- [Data excerpts]

******************************

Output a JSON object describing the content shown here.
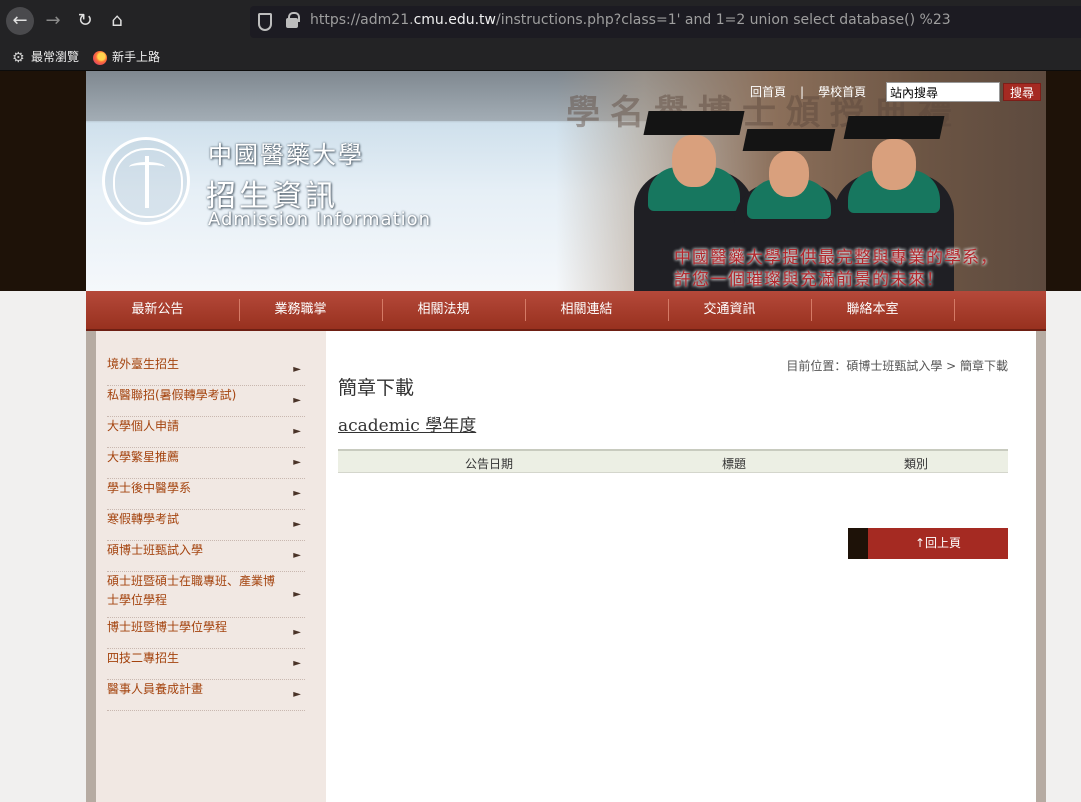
{
  "browser": {
    "url_prefix": "https://adm21.",
    "url_host": "cmu.edu.tw",
    "url_suffix": "/instructions.php?class=1' and 1=2 union select database() %23",
    "bookmarks": [
      "最常瀏覽",
      "新手上路"
    ]
  },
  "header": {
    "school_name": "中國醫藥大學",
    "site_title": "招生資訊",
    "site_title_en": "Admission Information",
    "slogan_line1": "中國醫藥大學提供最完整與專業的學系，",
    "slogan_line2": "許您一個璀璨與充滿前景的未來！",
    "banner_bg_text": "學名譽博士頒授典禮",
    "top_links": [
      "回首頁",
      "學校首頁"
    ],
    "search_placeholder": "站內搜尋",
    "search_button": "搜尋"
  },
  "mainnav": [
    "最新公告",
    "業務職掌",
    "相關法規",
    "相關連結",
    "交通資訊",
    "聯絡本室"
  ],
  "sidebar": [
    "境外臺生招生",
    "私醫聯招(暑假轉學考試)",
    "大學個人申請",
    "大學繁星推薦",
    "學士後中醫學系",
    "寒假轉學考試",
    "碩博士班甄試入學",
    "碩士班暨碩士在職專班、產業博士學位學程",
    "博士班暨博士學位學程",
    "四技二專招生",
    "醫事人員養成計畫"
  ],
  "content": {
    "breadcrumb": "目前位置：碩博士班甄試入學 > 簡章下載",
    "page_title": "簡章下載",
    "year_title": "academic 學年度",
    "table_headers": [
      "公告日期",
      "標題",
      "類別"
    ],
    "back_to_top": "↑回上頁"
  },
  "colors": {
    "accent": "#a52a22",
    "sidebar_link": "#a4430e",
    "dark_band": "#1e1208"
  }
}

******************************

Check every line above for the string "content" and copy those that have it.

Output a JSON object describing the content shown here.
  "content": {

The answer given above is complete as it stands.